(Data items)
____
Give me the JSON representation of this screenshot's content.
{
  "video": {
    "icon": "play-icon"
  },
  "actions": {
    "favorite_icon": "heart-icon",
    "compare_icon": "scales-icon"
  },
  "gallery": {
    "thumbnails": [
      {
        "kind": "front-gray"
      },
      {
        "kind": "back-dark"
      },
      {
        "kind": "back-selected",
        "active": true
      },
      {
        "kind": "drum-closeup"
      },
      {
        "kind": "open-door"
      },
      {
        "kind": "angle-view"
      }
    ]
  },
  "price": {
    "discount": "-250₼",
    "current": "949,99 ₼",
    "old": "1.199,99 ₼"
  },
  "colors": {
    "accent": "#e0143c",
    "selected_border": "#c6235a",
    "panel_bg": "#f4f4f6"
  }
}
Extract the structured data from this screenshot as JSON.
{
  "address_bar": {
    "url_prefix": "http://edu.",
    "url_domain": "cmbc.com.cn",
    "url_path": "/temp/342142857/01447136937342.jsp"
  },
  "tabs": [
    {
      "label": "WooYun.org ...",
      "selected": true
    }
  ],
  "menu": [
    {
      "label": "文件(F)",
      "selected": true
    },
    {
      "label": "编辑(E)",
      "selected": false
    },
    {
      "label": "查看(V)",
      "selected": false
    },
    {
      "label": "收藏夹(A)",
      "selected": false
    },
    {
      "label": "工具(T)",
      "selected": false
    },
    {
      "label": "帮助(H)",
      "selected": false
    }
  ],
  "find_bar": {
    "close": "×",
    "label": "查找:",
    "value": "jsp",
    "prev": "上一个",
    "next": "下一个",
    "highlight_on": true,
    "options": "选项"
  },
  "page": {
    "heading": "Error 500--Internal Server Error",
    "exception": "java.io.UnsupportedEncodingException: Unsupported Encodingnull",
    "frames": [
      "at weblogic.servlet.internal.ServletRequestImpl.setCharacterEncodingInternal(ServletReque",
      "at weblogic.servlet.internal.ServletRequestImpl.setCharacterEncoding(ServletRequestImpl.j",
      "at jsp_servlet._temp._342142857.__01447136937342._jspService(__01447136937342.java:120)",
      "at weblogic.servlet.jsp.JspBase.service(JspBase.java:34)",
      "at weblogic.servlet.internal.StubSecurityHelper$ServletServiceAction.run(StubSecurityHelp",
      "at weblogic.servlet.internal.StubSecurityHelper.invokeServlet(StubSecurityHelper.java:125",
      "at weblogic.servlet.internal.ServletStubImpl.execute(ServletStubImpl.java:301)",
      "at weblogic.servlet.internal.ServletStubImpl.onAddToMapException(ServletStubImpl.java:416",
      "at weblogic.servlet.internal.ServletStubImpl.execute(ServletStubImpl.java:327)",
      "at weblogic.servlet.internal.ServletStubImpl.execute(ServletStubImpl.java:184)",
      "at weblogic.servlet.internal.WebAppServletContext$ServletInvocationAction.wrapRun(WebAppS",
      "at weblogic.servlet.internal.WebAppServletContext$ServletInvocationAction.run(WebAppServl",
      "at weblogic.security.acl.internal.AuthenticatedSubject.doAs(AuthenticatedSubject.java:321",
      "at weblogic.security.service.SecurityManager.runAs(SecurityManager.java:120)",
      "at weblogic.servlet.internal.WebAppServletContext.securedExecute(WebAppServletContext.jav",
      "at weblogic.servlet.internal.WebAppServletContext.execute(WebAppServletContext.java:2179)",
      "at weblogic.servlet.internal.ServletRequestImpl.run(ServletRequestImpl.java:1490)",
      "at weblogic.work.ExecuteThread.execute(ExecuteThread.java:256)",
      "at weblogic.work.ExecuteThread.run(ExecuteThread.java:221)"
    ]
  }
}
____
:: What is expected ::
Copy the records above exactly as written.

:: Exercise solution ::
Give me the JSON representation of this screenshot's content.
{
  "video": {
    "icon": "play-icon"
  },
  "actions": {
    "favorite_icon": "heart-icon",
    "compare_icon": "scales-icon"
  },
  "gallery": {
    "thumbnails": [
      {
        "kind": "front-gray"
      },
      {
        "kind": "back-dark"
      },
      {
        "kind": "back-selected",
        "active": true
      },
      {
        "kind": "drum-closeup"
      },
      {
        "kind": "open-door"
      },
      {
        "kind": "angle-view"
      }
    ]
  },
  "price": {
    "discount": "-250₼",
    "current": "949,99 ₼",
    "old": "1.199,99 ₼"
  },
  "colors": {
    "accent": "#e0143c",
    "selected_border": "#c6235a",
    "panel_bg": "#f4f4f6"
  }
}
Extract the structured data from this screenshot as JSON.
{
  "address_bar": {
    "url_prefix": "http://edu.",
    "url_domain": "cmbc.com.cn",
    "url_path": "/temp/342142857/01447136937342.jsp"
  },
  "tabs": [
    {
      "label": "WooYun.org ...",
      "selected": true
    }
  ],
  "menu": [
    {
      "label": "文件(F)",
      "selected": true
    },
    {
      "label": "编辑(E)",
      "selected": false
    },
    {
      "label": "查看(V)",
      "selected": false
    },
    {
      "label": "收藏夹(A)",
      "selected": false
    },
    {
      "label": "工具(T)",
      "selected": false
    },
    {
      "label": "帮助(H)",
      "selected": false
    }
  ],
  "find_bar": {
    "close": "×",
    "label": "查找:",
    "value": "jsp",
    "prev": "上一个",
    "next": "下一个",
    "highlight_on": true,
    "options": "选项"
  },
  "page": {
    "heading": "Error 500--Internal Server Error",
    "exception": "java.io.UnsupportedEncodingException: Unsupported Encodingnull",
    "frames": [
      "at weblogic.servlet.internal.ServletRequestImpl.setCharacterEncodingInternal(ServletReque",
      "at weblogic.servlet.internal.ServletRequestImpl.setCharacterEncoding(ServletRequestImpl.j",
      "at jsp_servlet._temp._342142857.__01447136937342._jspService(__01447136937342.java:120)",
      "at weblogic.servlet.jsp.JspBase.service(JspBase.java:34)",
      "at weblogic.servlet.internal.StubSecurityHelper$ServletServiceAction.run(StubSecurityHelp",
      "at weblogic.servlet.internal.StubSecurityHelper.invokeServlet(StubSecurityHelper.java:125",
      "at weblogic.servlet.internal.ServletStubImpl.execute(ServletStubImpl.java:301)",
      "at weblogic.servlet.internal.ServletStubImpl.onAddToMapException(ServletStubImpl.java:416",
      "at weblogic.servlet.internal.ServletStubImpl.execute(ServletStubImpl.java:327)",
      "at weblogic.servlet.internal.ServletStubImpl.execute(ServletStubImpl.java:184)",
      "at weblogic.servlet.internal.WebAppServletContext$ServletInvocationAction.wrapRun(WebAppS",
      "at weblogic.servlet.internal.WebAppServletContext$ServletInvocationAction.run(WebAppServl",
      "at weblogic.security.acl.internal.AuthenticatedSubject.doAs(AuthenticatedSubject.java:321",
      "at weblogic.security.service.SecurityManager.runAs(SecurityManager.java:120)",
      "at weblogic.servlet.internal.WebAppServletContext.securedExecute(WebAppServletContext.jav",
      "at weblogic.servlet.internal.WebAppServletContext.execute(WebAppServletContext.java:2179)",
      "at weblogic.servlet.internal.ServletRequestImpl.run(ServletRequestImpl.java:1490)",
      "at weblogic.work.ExecuteThread.execute(ExecuteThread.java:256)",
      "at weblogic.work.ExecuteThread.run(ExecuteThread.java:221)"
    ]
  }
}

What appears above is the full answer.